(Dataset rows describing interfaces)
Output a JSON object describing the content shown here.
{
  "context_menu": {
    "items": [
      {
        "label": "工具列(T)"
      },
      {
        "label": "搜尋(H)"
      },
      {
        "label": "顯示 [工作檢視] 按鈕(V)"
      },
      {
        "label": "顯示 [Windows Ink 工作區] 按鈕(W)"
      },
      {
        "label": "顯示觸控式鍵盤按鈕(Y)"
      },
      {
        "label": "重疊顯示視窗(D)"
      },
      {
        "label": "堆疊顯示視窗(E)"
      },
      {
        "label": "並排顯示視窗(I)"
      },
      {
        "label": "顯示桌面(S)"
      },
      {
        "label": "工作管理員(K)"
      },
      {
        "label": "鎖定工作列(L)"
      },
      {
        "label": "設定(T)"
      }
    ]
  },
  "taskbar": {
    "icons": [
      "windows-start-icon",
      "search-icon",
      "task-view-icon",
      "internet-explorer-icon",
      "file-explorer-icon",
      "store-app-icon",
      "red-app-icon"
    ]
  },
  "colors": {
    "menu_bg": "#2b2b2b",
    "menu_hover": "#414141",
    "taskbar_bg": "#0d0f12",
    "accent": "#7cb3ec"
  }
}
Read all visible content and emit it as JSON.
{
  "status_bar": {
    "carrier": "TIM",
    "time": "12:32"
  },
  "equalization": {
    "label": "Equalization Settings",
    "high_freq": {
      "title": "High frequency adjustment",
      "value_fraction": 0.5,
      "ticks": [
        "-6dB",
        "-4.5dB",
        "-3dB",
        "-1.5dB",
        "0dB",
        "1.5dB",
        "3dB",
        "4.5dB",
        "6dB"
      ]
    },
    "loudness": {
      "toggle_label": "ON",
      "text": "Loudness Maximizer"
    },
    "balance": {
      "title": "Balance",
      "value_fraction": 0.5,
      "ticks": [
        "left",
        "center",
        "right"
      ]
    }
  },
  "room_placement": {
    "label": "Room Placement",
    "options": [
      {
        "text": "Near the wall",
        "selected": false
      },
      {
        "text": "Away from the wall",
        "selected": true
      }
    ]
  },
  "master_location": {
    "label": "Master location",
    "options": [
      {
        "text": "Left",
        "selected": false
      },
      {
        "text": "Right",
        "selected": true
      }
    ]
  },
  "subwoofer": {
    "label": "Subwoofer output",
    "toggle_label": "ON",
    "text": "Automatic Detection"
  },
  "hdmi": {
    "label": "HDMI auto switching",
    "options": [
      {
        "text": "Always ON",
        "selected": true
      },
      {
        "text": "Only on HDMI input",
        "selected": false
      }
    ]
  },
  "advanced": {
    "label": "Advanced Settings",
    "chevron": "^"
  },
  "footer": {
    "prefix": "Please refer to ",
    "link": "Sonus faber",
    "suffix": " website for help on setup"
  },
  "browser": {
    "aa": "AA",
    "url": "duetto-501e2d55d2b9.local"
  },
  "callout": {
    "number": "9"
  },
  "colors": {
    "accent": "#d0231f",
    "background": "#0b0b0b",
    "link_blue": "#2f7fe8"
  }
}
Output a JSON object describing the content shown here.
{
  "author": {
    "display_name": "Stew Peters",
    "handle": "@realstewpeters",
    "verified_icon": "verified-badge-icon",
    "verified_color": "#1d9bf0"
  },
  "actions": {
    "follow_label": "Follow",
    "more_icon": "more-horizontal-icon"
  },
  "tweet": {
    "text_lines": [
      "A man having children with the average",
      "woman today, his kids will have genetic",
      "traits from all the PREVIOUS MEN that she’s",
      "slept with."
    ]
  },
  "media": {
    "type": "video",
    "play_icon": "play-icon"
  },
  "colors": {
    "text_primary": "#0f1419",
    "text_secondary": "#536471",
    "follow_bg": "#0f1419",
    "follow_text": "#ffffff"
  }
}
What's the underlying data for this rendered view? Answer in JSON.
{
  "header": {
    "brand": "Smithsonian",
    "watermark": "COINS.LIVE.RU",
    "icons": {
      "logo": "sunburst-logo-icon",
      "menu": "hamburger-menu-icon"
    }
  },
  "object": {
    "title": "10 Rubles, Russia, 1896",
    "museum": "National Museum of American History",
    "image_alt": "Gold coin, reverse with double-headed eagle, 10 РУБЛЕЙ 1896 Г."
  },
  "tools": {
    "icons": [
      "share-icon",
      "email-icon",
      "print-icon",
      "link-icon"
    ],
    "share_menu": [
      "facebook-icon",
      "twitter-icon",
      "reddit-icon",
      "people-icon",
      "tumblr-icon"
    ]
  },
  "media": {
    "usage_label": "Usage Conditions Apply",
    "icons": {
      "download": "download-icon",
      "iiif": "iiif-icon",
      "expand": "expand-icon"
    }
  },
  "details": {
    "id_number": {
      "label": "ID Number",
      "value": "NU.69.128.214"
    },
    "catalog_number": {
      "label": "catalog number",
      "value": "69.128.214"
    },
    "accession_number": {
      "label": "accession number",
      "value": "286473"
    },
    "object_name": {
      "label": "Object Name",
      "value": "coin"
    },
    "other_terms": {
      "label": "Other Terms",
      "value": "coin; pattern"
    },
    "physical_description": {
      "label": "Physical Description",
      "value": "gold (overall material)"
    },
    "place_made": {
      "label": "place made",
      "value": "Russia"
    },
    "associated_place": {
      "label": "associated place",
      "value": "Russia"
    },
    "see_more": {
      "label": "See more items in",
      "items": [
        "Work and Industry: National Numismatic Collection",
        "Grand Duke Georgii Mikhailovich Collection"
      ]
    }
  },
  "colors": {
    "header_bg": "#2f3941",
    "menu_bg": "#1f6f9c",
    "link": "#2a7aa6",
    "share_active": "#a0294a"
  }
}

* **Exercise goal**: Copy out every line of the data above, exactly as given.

* **Answer section**:
Output a JSON object describing the content shown here.
{
  "context_menu": {
    "items": [
      {
        "label": "工具列(T)"
      },
      {
        "label": "搜尋(H)"
      },
      {
        "label": "顯示 [工作檢視] 按鈕(V)"
      },
      {
        "label": "顯示 [Windows Ink 工作區] 按鈕(W)"
      },
      {
        "label": "顯示觸控式鍵盤按鈕(Y)"
      },
      {
        "label": "重疊顯示視窗(D)"
      },
      {
        "label": "堆疊顯示視窗(E)"
      },
      {
        "label": "並排顯示視窗(I)"
      },
      {
        "label": "顯示桌面(S)"
      },
      {
        "label": "工作管理員(K)"
      },
      {
        "label": "鎖定工作列(L)"
      },
      {
        "label": "設定(T)"
      }
    ]
  },
  "taskbar": {
    "icons": [
      "windows-start-icon",
      "search-icon",
      "task-view-icon",
      "internet-explorer-icon",
      "file-explorer-icon",
      "store-app-icon",
      "red-app-icon"
    ]
  },
  "colors": {
    "menu_bg": "#2b2b2b",
    "menu_hover": "#414141",
    "taskbar_bg": "#0d0f12",
    "accent": "#7cb3ec"
  }
}
Read all visible content and emit it as JSON.
{
  "status_bar": {
    "carrier": "TIM",
    "time": "12:32"
  },
  "equalization": {
    "label": "Equalization Settings",
    "high_freq": {
      "title": "High frequency adjustment",
      "value_fraction": 0.5,
      "ticks": [
        "-6dB",
        "-4.5dB",
        "-3dB",
        "-1.5dB",
        "0dB",
        "1.5dB",
        "3dB",
        "4.5dB",
        "6dB"
      ]
    },
    "loudness": {
      "toggle_label": "ON",
      "text": "Loudness Maximizer"
    },
    "balance": {
      "title": "Balance",
      "value_fraction": 0.5,
      "ticks": [
        "left",
        "center",
        "right"
      ]
    }
  },
  "room_placement": {
    "label": "Room Placement",
    "options": [
      {
        "text": "Near the wall",
        "selected": false
      },
      {
        "text": "Away from the wall",
        "selected": true
      }
    ]
  },
  "master_location": {
    "label": "Master location",
    "options": [
      {
        "text": "Left",
        "selected": false
      },
      {
        "text": "Right",
        "selected": true
      }
    ]
  },
  "subwoofer": {
    "label": "Subwoofer output",
    "toggle_label": "ON",
    "text": "Automatic Detection"
  },
  "hdmi": {
    "label": "HDMI auto switching",
    "options": [
      {
        "text": "Always ON",
        "selected": true
      },
      {
        "text": "Only on HDMI input",
        "selected": false
      }
    ]
  },
  "advanced": {
    "label": "Advanced Settings",
    "chevron": "^"
  },
  "footer": {
    "prefix": "Please refer to ",
    "link": "Sonus faber",
    "suffix": " website for help on setup"
  },
  "browser": {
    "aa": "AA",
    "url": "duetto-501e2d55d2b9.local"
  },
  "callout": {
    "number": "9"
  },
  "colors": {
    "accent": "#d0231f",
    "background": "#0b0b0b",
    "link_blue": "#2f7fe8"
  }
}
Output a JSON object describing the content shown here.
{
  "author": {
    "display_name": "Stew Peters",
    "handle": "@realstewpeters",
    "verified_icon": "verified-badge-icon",
    "verified_color": "#1d9bf0"
  },
  "actions": {
    "follow_label": "Follow",
    "more_icon": "more-horizontal-icon"
  },
  "tweet": {
    "text_lines": [
      "A man having children with the average",
      "woman today, his kids will have genetic",
      "traits from all the PREVIOUS MEN that she’s",
      "slept with."
    ]
  },
  "media": {
    "type": "video",
    "play_icon": "play-icon"
  },
  "colors": {
    "text_primary": "#0f1419",
    "text_secondary": "#536471",
    "follow_bg": "#0f1419",
    "follow_text": "#ffffff"
  }
}
What's the underlying data for this rendered view? Answer in JSON.
{
  "header": {
    "brand": "Smithsonian",
    "watermark": "COINS.LIVE.RU",
    "icons": {
      "logo": "sunburst-logo-icon",
      "menu": "hamburger-menu-icon"
    }
  },
  "object": {
    "title": "10 Rubles, Russia, 1896",
    "museum": "National Museum of American History",
    "image_alt": "Gold coin, reverse with double-headed eagle, 10 РУБЛЕЙ 1896 Г."
  },
  "tools": {
    "icons": [
      "share-icon",
      "email-icon",
      "print-icon",
      "link-icon"
    ],
    "share_menu": [
      "facebook-icon",
      "twitter-icon",
      "reddit-icon",
      "people-icon",
      "tumblr-icon"
    ]
  },
  "media": {
    "usage_label": "Usage Conditions Apply",
    "icons": {
      "download": "download-icon",
      "iiif": "iiif-icon",
      "expand": "expand-icon"
    }
  },
  "details": {
    "id_number": {
      "label": "ID Number",
      "value": "NU.69.128.214"
    },
    "catalog_number": {
      "label": "catalog number",
      "value": "69.128.214"
    },
    "accession_number": {
      "label": "accession number",
      "value": "286473"
    },
    "object_name": {
      "label": "Object Name",
      "value": "coin"
    },
    "other_terms": {
      "label": "Other Terms",
      "value": "coin; pattern"
    },
    "physical_description": {
      "label": "Physical Description",
      "value": "gold (overall material)"
    },
    "place_made": {
      "label": "place made",
      "value": "Russia"
    },
    "associated_place": {
      "label": "associated place",
      "value": "Russia"
    },
    "see_more": {
      "label": "See more items in",
      "items": [
        "Work and Industry: National Numismatic Collection",
        "Grand Duke Georgii Mikhailovich Collection"
      ]
    }
  },
  "colors": {
    "header_bg": "#2f3941",
    "menu_bg": "#1f6f9c",
    "link": "#2a7aa6",
    "share_active": "#a0294a"
  }
}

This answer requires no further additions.